REQUIRED ACTION: Omit every picture while repeating the entries exactly.

RECORDS:

--------------------------------

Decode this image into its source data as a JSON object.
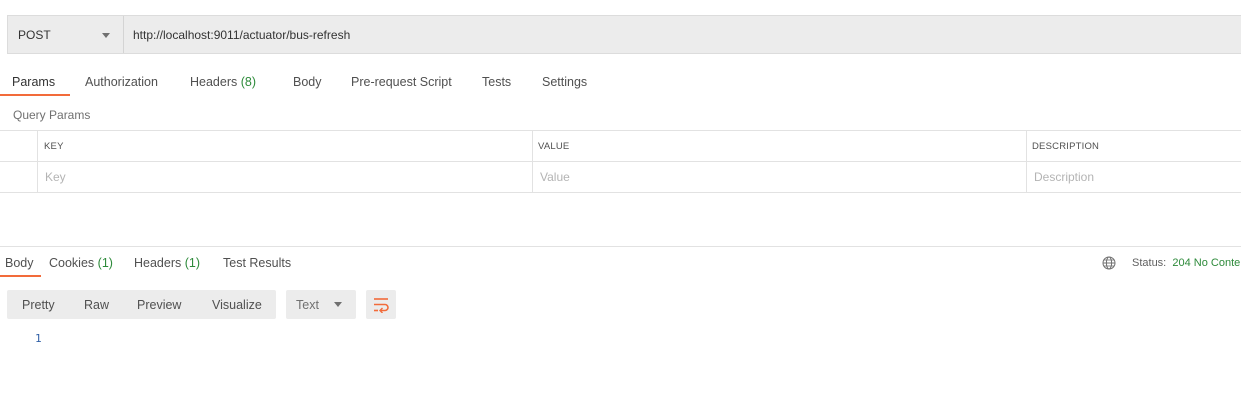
{
  "request": {
    "method": "POST",
    "url": "http://localhost:9011/actuator/bus-refresh"
  },
  "request_tabs": [
    {
      "label": "Params",
      "count": ""
    },
    {
      "label": "Authorization",
      "count": ""
    },
    {
      "label": "Headers",
      "count": "(8)"
    },
    {
      "label": "Body",
      "count": ""
    },
    {
      "label": "Pre-request Script",
      "count": ""
    },
    {
      "label": "Tests",
      "count": ""
    },
    {
      "label": "Settings",
      "count": ""
    }
  ],
  "params": {
    "title": "Query Params",
    "columns": [
      "KEY",
      "VALUE",
      "DESCRIPTION"
    ],
    "placeholders": [
      "Key",
      "Value",
      "Description"
    ]
  },
  "response_tabs": [
    {
      "label": "Body",
      "count": ""
    },
    {
      "label": "Cookies",
      "count": "(1)"
    },
    {
      "label": "Headers",
      "count": "(1)"
    },
    {
      "label": "Test Results",
      "count": ""
    }
  ],
  "status": {
    "label": "Status:",
    "value": "204 No Conte"
  },
  "response_view": {
    "modes": [
      "Pretty",
      "Raw",
      "Preview",
      "Visualize"
    ],
    "format": "Text",
    "line_numbers": [
      "1"
    ]
  },
  "colors": {
    "accent": "#f26b3a",
    "count_green": "#2d8a3a",
    "line_number_blue": "#2f5fa6"
  }
}
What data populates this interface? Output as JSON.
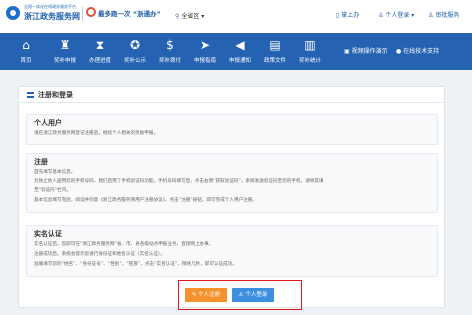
{
  "header": {
    "logo_small": "全国一体化在线政务服务平台",
    "logo_main": "浙江政务服务网",
    "slogan": "最多跑一次 “浙通办”",
    "location": "全省区",
    "links": [
      "掌上办",
      "个人登录",
      "审批服务"
    ]
  },
  "nav": {
    "items": [
      {
        "label": "首页",
        "icon": "home-icon",
        "glyph": "⌂"
      },
      {
        "label": "奖补申报",
        "icon": "trophy-icon",
        "glyph": "♜"
      },
      {
        "label": "办理进度",
        "icon": "hourglass-icon",
        "glyph": "⧗"
      },
      {
        "label": "奖补公示",
        "icon": "medal-icon",
        "glyph": "✪"
      },
      {
        "label": "奖补拨付",
        "icon": "bag-icon",
        "glyph": "$"
      },
      {
        "label": "申报指南",
        "icon": "compass-icon",
        "glyph": "➤"
      },
      {
        "label": "申报通知",
        "icon": "speaker-icon",
        "glyph": "◀"
      },
      {
        "label": "政策文件",
        "icon": "document-icon",
        "glyph": "▤"
      },
      {
        "label": "奖补统计",
        "icon": "chart-icon",
        "glyph": "▥"
      }
    ],
    "video_demo": "视频操作演示",
    "online_support": "在线技术支持"
  },
  "panel": {
    "title": "注册和登录",
    "sections": [
      {
        "title": "个人用户",
        "lines": [
          "请在浙江政务服务网登记注册后，继续个人相关的奖励申报。"
        ]
      },
      {
        "title": "注册",
        "lines": [
          "首先填写基本信息。",
          "为防止他人盗用您的手机号码，我们启用了手机验证码功能。手机号码填写后，点击右侧“获取验证码”，系统发送验证码至您的手机，请将其填",
          "至“验证码”栏内。",
          "基本信息填写完后，阅读并同意《浙江政务服务网用户注册协议》，点击“注册”按钮，即可完成个人用户注册。"
        ]
      },
      {
        "title": "实名认证",
        "lines": [
          "实名认证后，您即可在“浙江政务服务网”省、市、县各级站点申报业务，直接网上办事。",
          "注册成功后，系统会提示您进行身份证和姓名认证（实名认证）。",
          "准确填写您的“姓名”、“身份证号”、“性别”、“民族”，点击“实名认证”，稍待几秒，即可认证成功。"
        ]
      }
    ],
    "register_button": "个人注册",
    "login_button": "个人登录"
  },
  "colors": {
    "nav_bg": "#2562b2",
    "register_btn": "#f5922e",
    "login_btn": "#3d8fe0",
    "highlight_border": "#e21a1a"
  }
}
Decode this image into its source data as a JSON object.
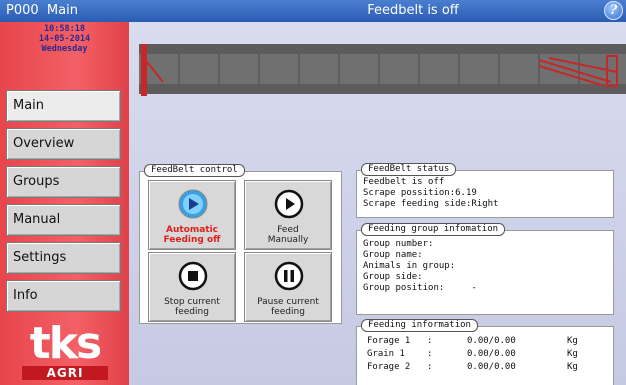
{
  "titlebar": {
    "screen_id": "P000",
    "screen_name": "Main",
    "status": "Feedbelt is off",
    "help_label": "?"
  },
  "sidebar": {
    "time": "10:58:18",
    "date": "14-05-2014",
    "weekday": "Wednesday",
    "items": [
      {
        "label": "Main"
      },
      {
        "label": "Overview"
      },
      {
        "label": "Groups"
      },
      {
        "label": "Manual"
      },
      {
        "label": "Settings"
      },
      {
        "label": "Info"
      }
    ],
    "logo_text": "tks",
    "logo_sub": "AGRI"
  },
  "feedbelt_control": {
    "title": "FeedBelt control",
    "buttons": [
      {
        "line1": "Automatic",
        "line2": "Feeding off"
      },
      {
        "line1": "Feed",
        "line2": "Manually"
      },
      {
        "line1": "Stop current",
        "line2": "feeding"
      },
      {
        "line1": "Pause current",
        "line2": "feeding"
      }
    ]
  },
  "feedbelt_status": {
    "title": "FeedBelt status",
    "line1": "Feedbelt is off",
    "line2": "Scrape possition:6.19",
    "line3": "Scrape feeding side:Right"
  },
  "feeding_group": {
    "title": "Feeding group infomation",
    "lines": [
      "Group number:",
      "Group name:",
      "Animals in group:",
      "Group side:",
      "Group position:     -"
    ]
  },
  "feeding_info": {
    "title": "Feeding information",
    "rows": [
      {
        "name": "Forage 1",
        "sep": ":",
        "value": "0.00/0.00",
        "unit": "Kg"
      },
      {
        "name": "Grain 1",
        "sep": ":",
        "value": "0.00/0.00",
        "unit": "Kg"
      },
      {
        "name": "Forage 2",
        "sep": ":",
        "value": "0.00/0.00",
        "unit": "Kg"
      }
    ]
  },
  "colors": {
    "titlebar": "#2a5cb4",
    "sidebar": "#f05a60",
    "belt": "#6a6a6a",
    "belt_frame": "#c62828",
    "auto_label": "#e0201e"
  }
}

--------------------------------

PROBLEM SOLUTION:
Decode this image into its source data as a JSON object.
{
  "request": {
    "method": "POST",
    "url": "http://localhost:9011/actuator/bus-refresh"
  },
  "request_tabs": [
    {
      "label": "Params",
      "count": ""
    },
    {
      "label": "Authorization",
      "count": ""
    },
    {
      "label": "Headers",
      "count": "(8)"
    },
    {
      "label": "Body",
      "count": ""
    },
    {
      "label": "Pre-request Script",
      "count": ""
    },
    {
      "label": "Tests",
      "count": ""
    },
    {
      "label": "Settings",
      "count": ""
    }
  ],
  "params": {
    "title": "Query Params",
    "columns": [
      "KEY",
      "VALUE",
      "DESCRIPTION"
    ],
    "placeholders": [
      "Key",
      "Value",
      "Description"
    ]
  },
  "response_tabs": [
    {
      "label": "Body",
      "count": ""
    },
    {
      "label": "Cookies",
      "count": "(1)"
    },
    {
      "label": "Headers",
      "count": "(1)"
    },
    {
      "label": "Test Results",
      "count": ""
    }
  ],
  "status": {
    "label": "Status:",
    "value": "204 No Conte"
  },
  "response_view": {
    "modes": [
      "Pretty",
      "Raw",
      "Preview",
      "Visualize"
    ],
    "format": "Text",
    "line_numbers": [
      "1"
    ]
  },
  "colors": {
    "accent": "#f26b3a",
    "count_green": "#2d8a3a",
    "line_number_blue": "#2f5fa6"
  }
}
What data populates this interface? Output as JSON.
{
  "header": {
    "logo_small": "全国一体化在线政务服务平台",
    "logo_main": "浙江政务服务网",
    "slogan": "最多跑一次 “浙通办”",
    "location": "全省区",
    "links": [
      "掌上办",
      "个人登录",
      "审批服务"
    ]
  },
  "nav": {
    "items": [
      {
        "label": "首页",
        "icon": "home-icon",
        "glyph": "⌂"
      },
      {
        "label": "奖补申报",
        "icon": "trophy-icon",
        "glyph": "♜"
      },
      {
        "label": "办理进度",
        "icon": "hourglass-icon",
        "glyph": "⧗"
      },
      {
        "label": "奖补公示",
        "icon": "medal-icon",
        "glyph": "✪"
      },
      {
        "label": "奖补拨付",
        "icon": "bag-icon",
        "glyph": "$"
      },
      {
        "label": "申报指南",
        "icon": "compass-icon",
        "glyph": "➤"
      },
      {
        "label": "申报通知",
        "icon": "speaker-icon",
        "glyph": "◀"
      },
      {
        "label": "政策文件",
        "icon": "document-icon",
        "glyph": "▤"
      },
      {
        "label": "奖补统计",
        "icon": "chart-icon",
        "glyph": "▥"
      }
    ],
    "video_demo": "视频操作演示",
    "online_support": "在线技术支持"
  },
  "panel": {
    "title": "注册和登录",
    "sections": [
      {
        "title": "个人用户",
        "lines": [
          "请在浙江政务服务网登记注册后，继续个人相关的奖励申报。"
        ]
      },
      {
        "title": "注册",
        "lines": [
          "首先填写基本信息。",
          "为防止他人盗用您的手机号码，我们启用了手机验证码功能。手机号码填写后，点击右侧“获取验证码”，系统发送验证码至您的手机，请将其填",
          "至“验证码”栏内。",
          "基本信息填写完后，阅读并同意《浙江政务服务网用户注册协议》，点击“注册”按钮，即可完成个人用户注册。"
        ]
      },
      {
        "title": "实名认证",
        "lines": [
          "实名认证后，您即可在“浙江政务服务网”省、市、县各级站点申报业务，直接网上办事。",
          "注册成功后，系统会提示您进行身份证和姓名认证（实名认证）。",
          "准确填写您的“姓名”、“身份证号”、“性别”、“民族”，点击“实名认证”，稍待几秒，即可认证成功。"
        ]
      }
    ],
    "register_button": "个人注册",
    "login_button": "个人登录"
  },
  "colors": {
    "nav_bg": "#2562b2",
    "register_btn": "#f5922e",
    "login_btn": "#3d8fe0",
    "highlight_border": "#e21a1a"
  }
}
Decode this image into its source data as a JSON object.
{
  "titlebar": {
    "screen_id": "P000",
    "screen_name": "Main",
    "status": "Feedbelt is off",
    "help_label": "?"
  },
  "sidebar": {
    "time": "10:58:18",
    "date": "14-05-2014",
    "weekday": "Wednesday",
    "items": [
      {
        "label": "Main"
      },
      {
        "label": "Overview"
      },
      {
        "label": "Groups"
      },
      {
        "label": "Manual"
      },
      {
        "label": "Settings"
      },
      {
        "label": "Info"
      }
    ],
    "logo_text": "tks",
    "logo_sub": "AGRI"
  },
  "feedbelt_control": {
    "title": "FeedBelt control",
    "buttons": [
      {
        "line1": "Automatic",
        "line2": "Feeding off"
      },
      {
        "line1": "Feed",
        "line2": "Manually"
      },
      {
        "line1": "Stop current",
        "line2": "feeding"
      },
      {
        "line1": "Pause current",
        "line2": "feeding"
      }
    ]
  },
  "feedbelt_status": {
    "title": "FeedBelt status",
    "line1": "Feedbelt is off",
    "line2": "Scrape possition:6.19",
    "line3": "Scrape feeding side:Right"
  },
  "feeding_group": {
    "title": "Feeding group infomation",
    "lines": [
      "Group number:",
      "Group name:",
      "Animals in group:",
      "Group side:",
      "Group position:     -"
    ]
  },
  "feeding_info": {
    "title": "Feeding information",
    "rows": [
      {
        "name": "Forage 1",
        "sep": ":",
        "value": "0.00/0.00",
        "unit": "Kg"
      },
      {
        "name": "Grain 1",
        "sep": ":",
        "value": "0.00/0.00",
        "unit": "Kg"
      },
      {
        "name": "Forage 2",
        "sep": ":",
        "value": "0.00/0.00",
        "unit": "Kg"
      }
    ]
  },
  "colors": {
    "titlebar": "#2a5cb4",
    "sidebar": "#f05a60",
    "belt": "#6a6a6a",
    "belt_frame": "#c62828",
    "auto_label": "#e0201e"
  }
}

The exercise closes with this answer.